Another segment featured Jessica Alba on stage with several teens. She began speaking about the recent gun violence and how it affects the children of the victims.
"Tonight we stand together with these teens, united in a call for peace and an end to this violence. Now more than ever we need to stop, feel and ask what's going on," Alba said.
I thought that her comment was wonderful, and I was touched that the TCA would devote time to this issue. Plus since it came right after Timberlake's speech about choices and nothing being impossible, it just seemed to flow. Each of the teens said their names, and Jessica explained how they were related to someone who had died in a gun-related incident. The segment concluded with Alba inviting everyone to stand while singer Ne-Yo performing Marvin Gaye’s “What’s Going On.” The audience was encouraged to post on social media using the hashtag #StopTheViolence.
As the names were being said I noticed the teens on stage were related to shooting victims in places like San Bernardino, California; Newtown, Connecticut; and Orlando, Florida. I was shocked to see that Christina Grimmie and her family were not mentioned. Grimmie was shot and killed at age 22 by a deranged fan at a meet-and-greet following her concert in Orlando, Florida this past June. The TCAs even used Grimmie in promos of the show, but during the show she was not mentioned, nor was it announced that she had been awarded the TCA's Music Web Star. Her fans are outraged. Many have hit social media to let the TCAs know they are not happy with what they are perceiving as using her to get ratings and viewers. They specifically point out an official TCA tweet that said, “Retweet to vote in memory of @TheRealGrimmie for #ChoiceMusicWeb Star. #TeenChoice.”
Another thing that hit me was that teens affected by the five officers who were shot and killed in Dallas were not mentioned, and neither were the four Marines shot last year in Chattanooga, Tennessee. I am not trying to take away from the pain that the teens on the stage were feeling. My heart ached just hearing the pain in their voices as they said their own names. I just feel like once again the media and celebrities have decided who gets to be honored, what survivors get to feel the most pain and be comforted.
Violence in this country is rapidly growing, whether guns, bombs, planes, knives, or fists are used to perpetrate the violence, the end result is the same--pain. Pain for the children, families and communities involved. Who has the right to say that one life matters more than another? Whose life matters most--a club goer, an unarmed Marine, a police officer or student, a man, woman or child, someone who is gay, straight, transgender, black, or white?
I strongly think that the TCAs missed a chance to send an even stronger message by omitting some of these families. Is it truly being united, as Jessica Alba stated, if we only recognize violence towards some? Such a powerful message would have been delivered if some of the other victims were shown standing side by side, especially in light of the tension in our country right now. It is time we teach our children that we are all precious, and that anyone who takes a life is wrong, and every family left behind is to be comforted, cared for, and treated with respect. Every life is worth something to someone's loved ones, and it is not the place for the media or anyone else for that matter to decide whose life is worthy and whose is not. On this the TCAs missed the mark. That is sad in my opinion. I would love to hear your thoughts!

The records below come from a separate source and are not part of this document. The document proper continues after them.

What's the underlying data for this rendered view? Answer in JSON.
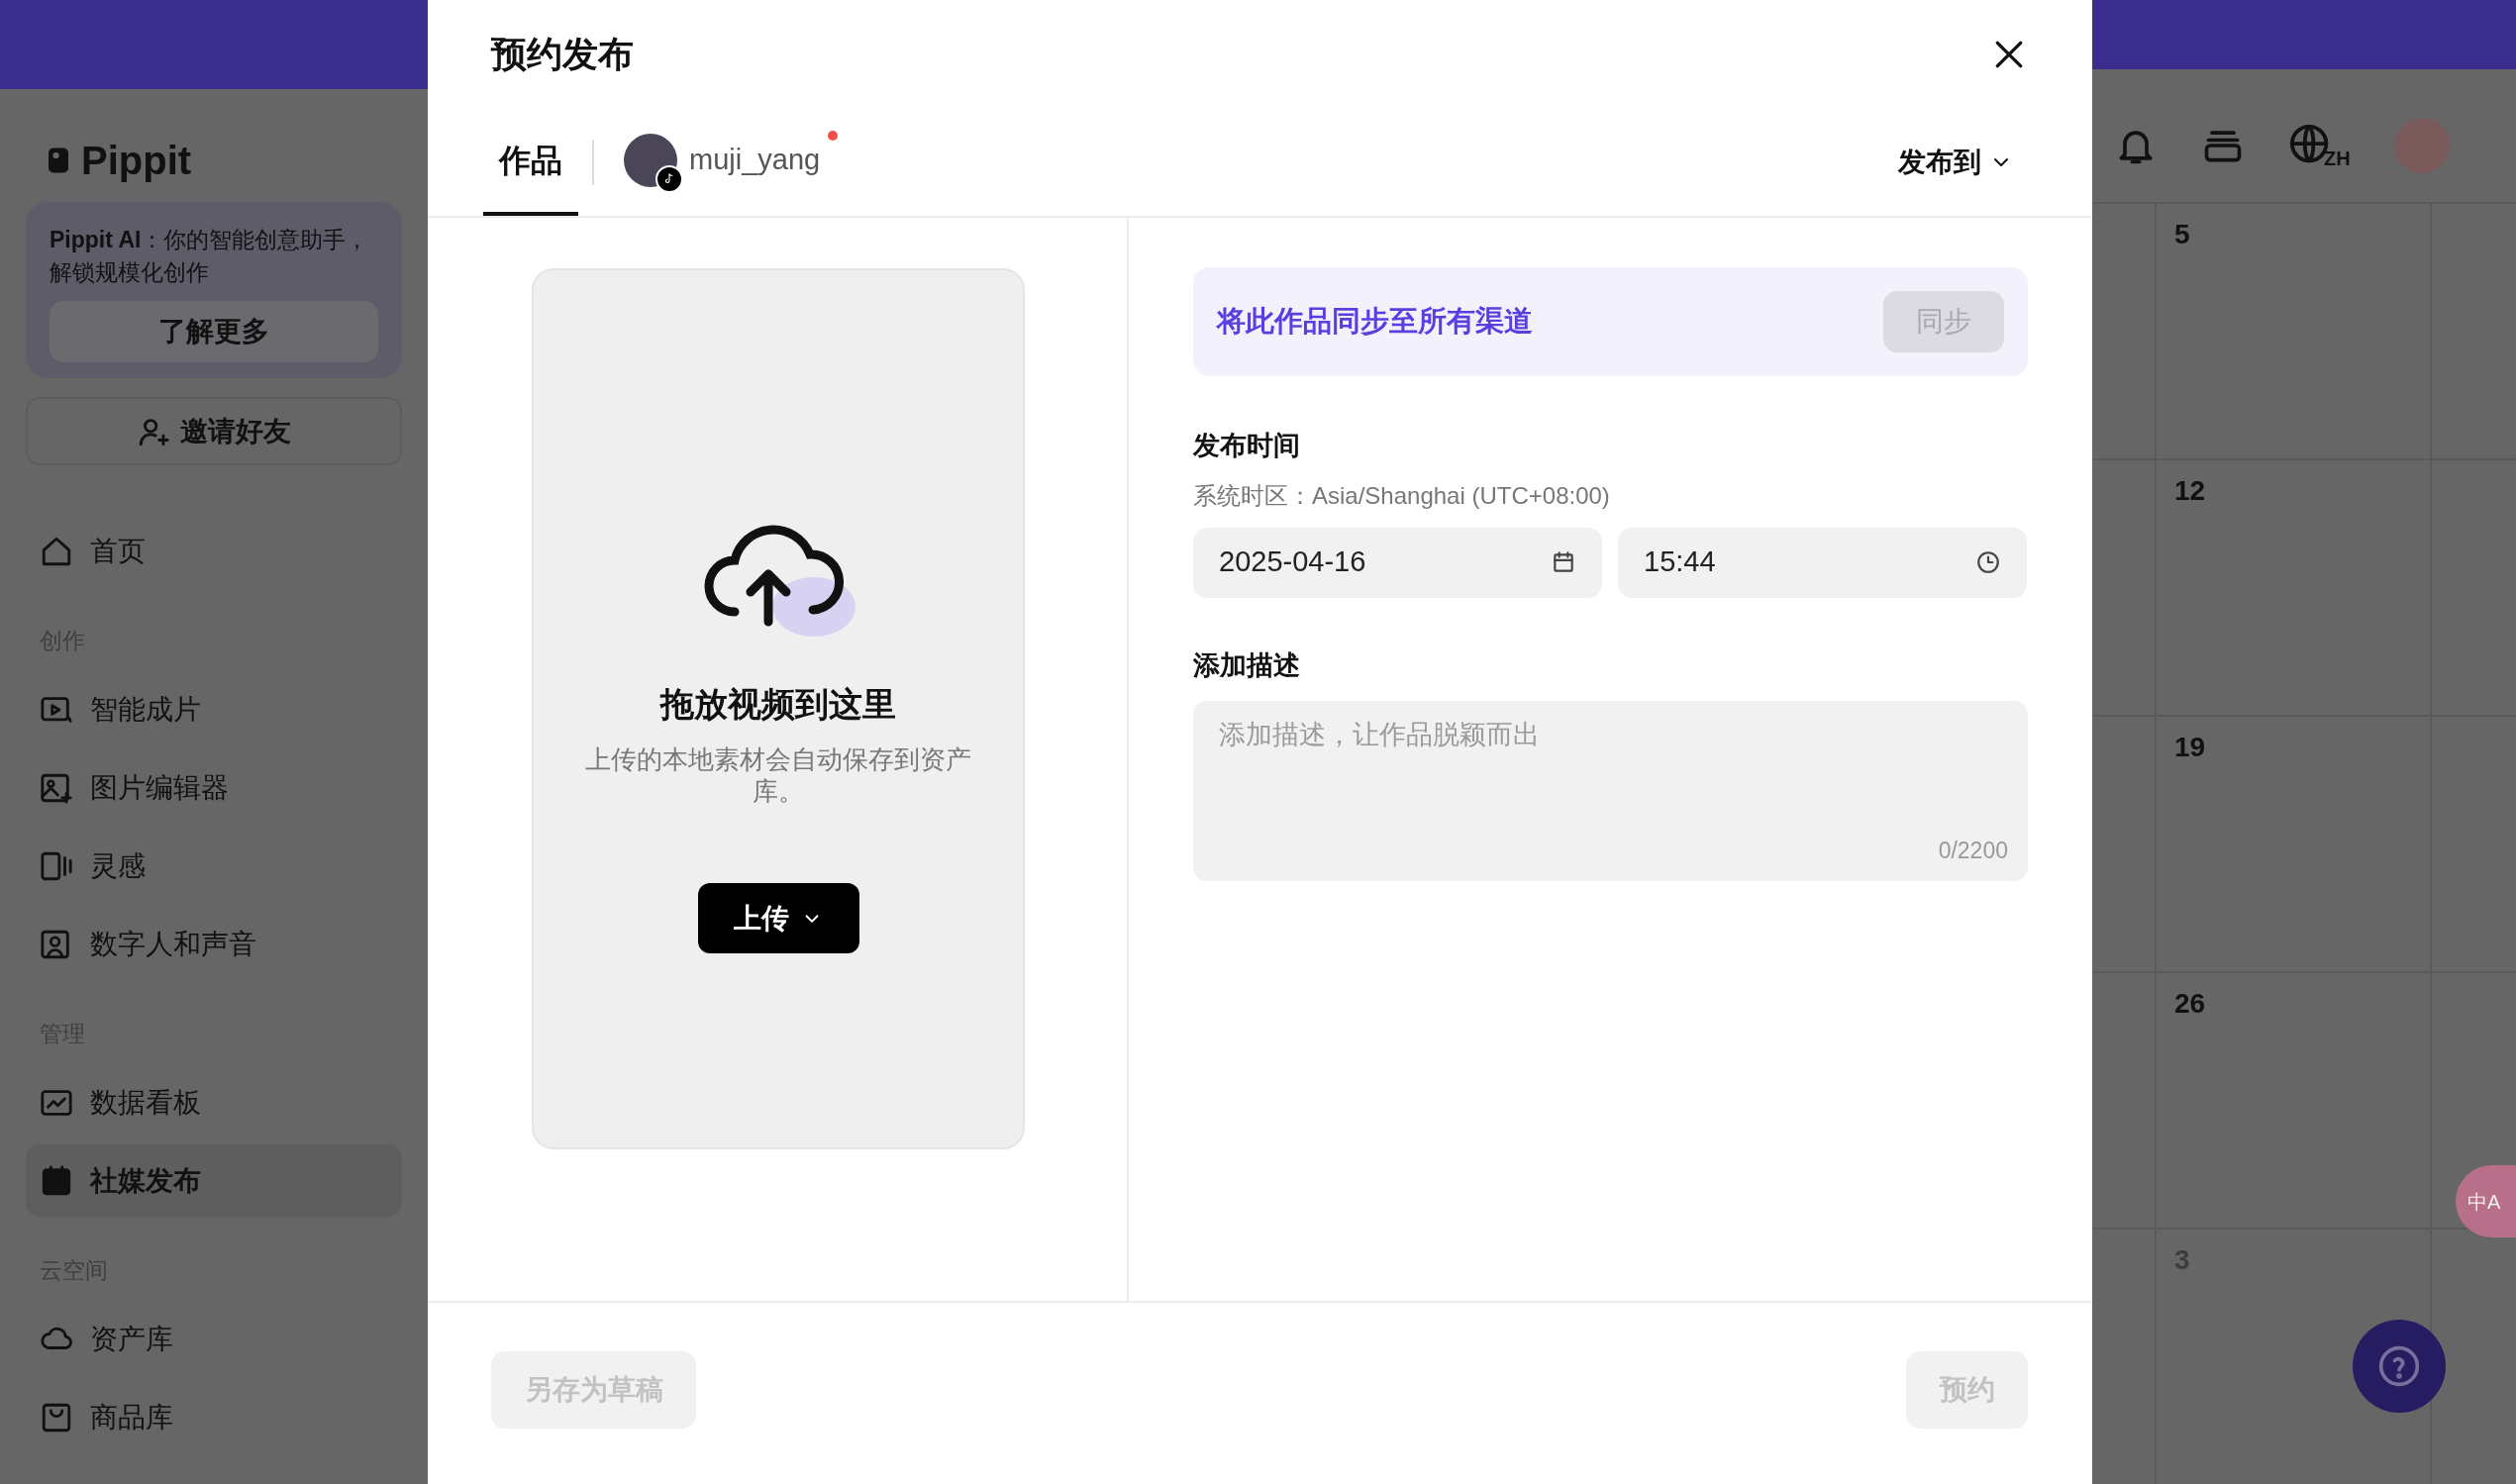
{
  "sidebar": {
    "logo": "Pippit",
    "promo": {
      "text": "**Pippit AI**：你的智能创意助手，解锁规模化创作",
      "button": "了解更多"
    },
    "invite_button": "邀请好友",
    "groups": [
      {
        "items": [
          {
            "label": "首页",
            "selected": false
          }
        ]
      },
      {
        "title": "创作",
        "items": [
          {
            "label": "智能成片",
            "selected": false
          },
          {
            "label": "图片编辑器",
            "selected": false
          },
          {
            "label": "灵感",
            "selected": false
          },
          {
            "label": "数字人和声音",
            "selected": false
          }
        ]
      },
      {
        "title": "管理",
        "items": [
          {
            "label": "数据看板",
            "selected": false
          },
          {
            "label": "社媒发布",
            "selected": true
          }
        ]
      },
      {
        "title": "云空间",
        "items": [
          {
            "label": "资产库",
            "selected": false
          },
          {
            "label": "商品库",
            "selected": false
          }
        ]
      }
    ]
  },
  "header": {
    "language": "ZH"
  },
  "calendar": {
    "days": [
      {
        "label": "5",
        "other_month": false
      },
      {
        "label": "12",
        "other_month": false
      },
      {
        "label": "19",
        "other_month": false
      },
      {
        "label": "26",
        "other_month": false
      },
      {
        "label": "3",
        "other_month": true
      }
    ]
  },
  "translate_button": "中A",
  "modal": {
    "title": "预约发布",
    "tabs": [
      {
        "kind": "works",
        "label": "作品",
        "selected": true
      },
      {
        "kind": "account",
        "label": "muji_yang",
        "selected": false,
        "unread": true
      }
    ],
    "publish_to": "发布到",
    "upload": {
      "title": "拖放视频到这里",
      "hint": "上传的本地素材会自动保存到资产库。",
      "button": "上传"
    },
    "sync": {
      "text": "将此作品同步至所有渠道",
      "button": "同步",
      "disabled": true
    },
    "publish_time": {
      "label": "发布时间",
      "timezone": "系统时区：Asia/Shanghai (UTC+08:00)",
      "date": "2025-04-16",
      "time": "15:44"
    },
    "description": {
      "label": "添加描述",
      "placeholder": "添加描述，让作品脱颖而出",
      "counter": "0/2200"
    },
    "footer": {
      "draft_button": {
        "label": "另存为草稿",
        "disabled": true
      },
      "schedule_button": {
        "label": "预约",
        "disabled": true
      }
    }
  }
}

Please be respectful of others' opinions and beliefs as you share.